- **TASK TO CARRY OUT**
Each line of the data below goes into the copy exactly; pictures do not.

- **GIVEN ENTRIES**
"""

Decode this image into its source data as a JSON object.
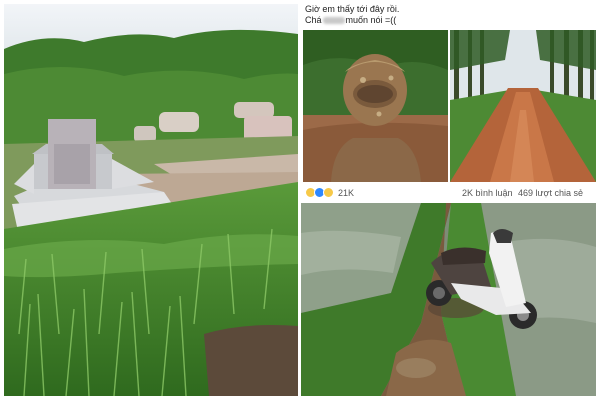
{
  "post": {
    "line1": "Giờ em thấy tới đây rồi.",
    "line2_prefix": "Chá",
    "line2_suffix": "muốn nói =(("
  },
  "reactions": {
    "count": "21K",
    "comments": "2K bình luận",
    "shares": "469 lượt chia sẻ",
    "icons": [
      "haha-icon",
      "like-icon",
      "sad-icon"
    ]
  },
  "colors": {
    "grass": "#4e8f33",
    "mud": "#a86f45",
    "sky": "#dfe8f2"
  }
}
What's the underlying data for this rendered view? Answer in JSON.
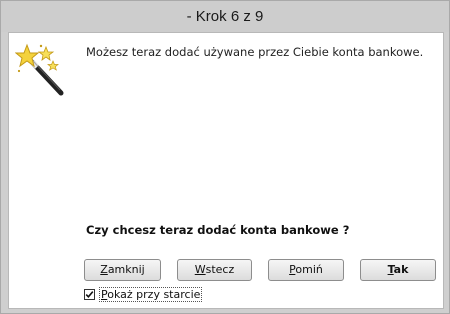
{
  "window": {
    "title": "- Krok 6 z 9"
  },
  "wizard": {
    "icon": "magic-wand-icon",
    "info_text": "Możesz teraz dodać używane przez Ciebie konta bankowe.",
    "question": "Czy chcesz teraz dodać konta bankowe ?"
  },
  "buttons": {
    "close": {
      "mnemonic": "Z",
      "rest": "amknij"
    },
    "back": {
      "mnemonic": "W",
      "rest": "stecz"
    },
    "skip": {
      "mnemonic": "P",
      "rest": "omiń"
    },
    "yes": {
      "mnemonic": "T",
      "rest": "ak"
    }
  },
  "startup": {
    "checked": true,
    "mnemonic": "P",
    "rest": "okaż przy starcie"
  },
  "colors": {
    "chrome": "#cdcdcd",
    "client_bg": "#ffffff",
    "star": "#f4d23c"
  }
}
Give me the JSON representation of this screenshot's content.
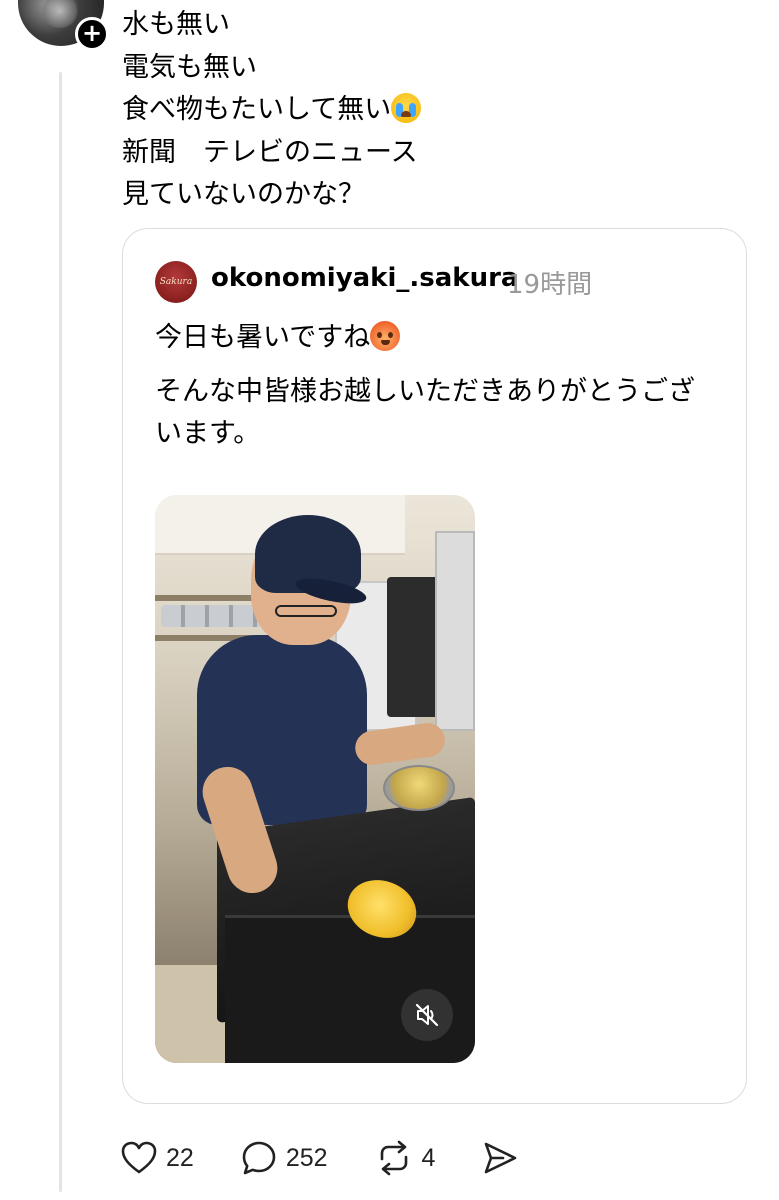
{
  "post": {
    "lines": [
      "水も無い",
      "電気も無い",
      "食べ物もたいして無い",
      "新聞　テレビのニュース",
      "見ていないのかな？"
    ],
    "emoji_line3": "loudly-crying-face"
  },
  "quote": {
    "avatar_text": "Sakura",
    "username": "okonomiyaki_.sakura",
    "time": "19時間",
    "paragraph1": "今日も暑いですね",
    "emoji_para1": "hot-face",
    "paragraph2": "そんな中皆様お越しいただきありがとうございます。"
  },
  "actions": {
    "like_count": "22",
    "reply_count": "252",
    "repost_count": "4"
  },
  "colors": {
    "text": "#000000",
    "muted": "#999999",
    "border": "#dcdcdc",
    "thread_line": "#e4e4e4"
  }
}
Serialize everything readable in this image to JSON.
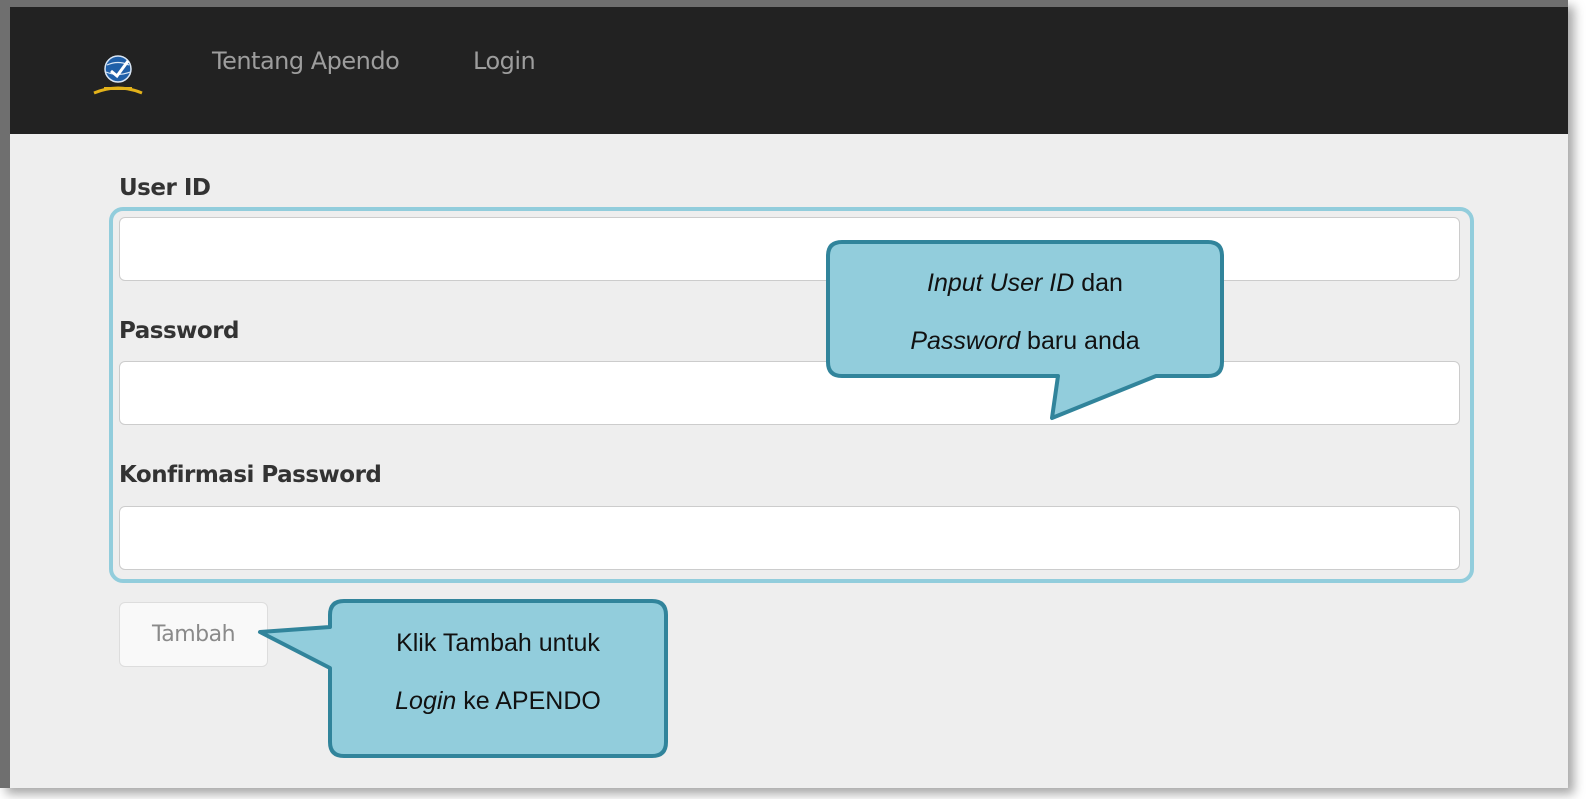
{
  "navbar": {
    "logo_icon": "apendo-globe-emblem-icon",
    "links": [
      {
        "label": "Tentang Apendo"
      },
      {
        "label": "Login"
      }
    ],
    "background": "#222222",
    "link_color": "#9d9d9d"
  },
  "form": {
    "fields": [
      {
        "label": "User ID",
        "value": "",
        "placeholder": ""
      },
      {
        "label": "Password",
        "value": "",
        "placeholder": ""
      },
      {
        "label": "Konfirmasi Password",
        "value": "",
        "placeholder": ""
      }
    ],
    "submit_label": "Tambah"
  },
  "annotations": {
    "fields_callout": {
      "line1_italic": "Input User ID",
      "line1_rest": " dan",
      "line2_italic": "Password",
      "line2_rest": " baru anda"
    },
    "button_callout": {
      "line1": "Klik Tambah untuk",
      "line2_italic": "Login",
      "line2_rest": " ke APENDO"
    },
    "callout_fill": "#92cddc",
    "callout_stroke": "#31849b"
  }
}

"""

- **SOLUTION**
Decode this image into its source data as a JSON object.
{
  "post": {
    "line1": "Giờ em thấy tới đây rồi.",
    "line2_prefix": "Chá",
    "line2_suffix": "muốn nói =(("
  },
  "reactions": {
    "count": "21K",
    "comments": "2K bình luận",
    "shares": "469 lượt chia sẻ",
    "icons": [
      "haha-icon",
      "like-icon",
      "sad-icon"
    ]
  },
  "colors": {
    "grass": "#4e8f33",
    "mud": "#a86f45",
    "sky": "#dfe8f2"
  }
}
What's the underlying data for this rendered view? Answer in JSON.
{
  "window": {
    "title": "- Krok 6 z 9"
  },
  "wizard": {
    "icon": "magic-wand-icon",
    "info_text": "Możesz teraz dodać używane przez Ciebie konta bankowe.",
    "question": "Czy chcesz teraz dodać konta bankowe ?"
  },
  "buttons": {
    "close": {
      "mnemonic": "Z",
      "rest": "amknij"
    },
    "back": {
      "mnemonic": "W",
      "rest": "stecz"
    },
    "skip": {
      "mnemonic": "P",
      "rest": "omiń"
    },
    "yes": {
      "mnemonic": "T",
      "rest": "ak"
    }
  },
  "startup": {
    "checked": true,
    "mnemonic": "P",
    "rest": "okaż przy starcie"
  },
  "colors": {
    "chrome": "#cdcdcd",
    "client_bg": "#ffffff",
    "star": "#f4d23c"
  }
}
Give me the JSON representation of this screenshot's content.
{
  "post": {
    "lines": [
      "水も無い",
      "電気も無い",
      "食べ物もたいして無い",
      "新聞　テレビのニュース",
      "見ていないのかな？"
    ],
    "emoji_line3": "loudly-crying-face"
  },
  "quote": {
    "avatar_text": "Sakura",
    "username": "okonomiyaki_.sakura",
    "time": "19時間",
    "paragraph1": "今日も暑いですね",
    "emoji_para1": "hot-face",
    "paragraph2": "そんな中皆様お越しいただきありがとうございます。"
  },
  "actions": {
    "like_count": "22",
    "reply_count": "252",
    "repost_count": "4"
  },
  "colors": {
    "text": "#000000",
    "muted": "#999999",
    "border": "#dcdcdc",
    "thread_line": "#e4e4e4"
  }
}
Serialize everything readable in this image to JSON.
{
  "navbar": {
    "logo_icon": "apendo-globe-emblem-icon",
    "links": [
      {
        "label": "Tentang Apendo"
      },
      {
        "label": "Login"
      }
    ],
    "background": "#222222",
    "link_color": "#9d9d9d"
  },
  "form": {
    "fields": [
      {
        "label": "User ID",
        "value": "",
        "placeholder": ""
      },
      {
        "label": "Password",
        "value": "",
        "placeholder": ""
      },
      {
        "label": "Konfirmasi Password",
        "value": "",
        "placeholder": ""
      }
    ],
    "submit_label": "Tambah"
  },
  "annotations": {
    "fields_callout": {
      "line1_italic": "Input User ID",
      "line1_rest": " dan",
      "line2_italic": "Password",
      "line2_rest": " baru anda"
    },
    "button_callout": {
      "line1": "Klik Tambah untuk",
      "line2_italic": "Login",
      "line2_rest": " ke APENDO"
    },
    "callout_fill": "#92cddc",
    "callout_stroke": "#31849b"
  }
}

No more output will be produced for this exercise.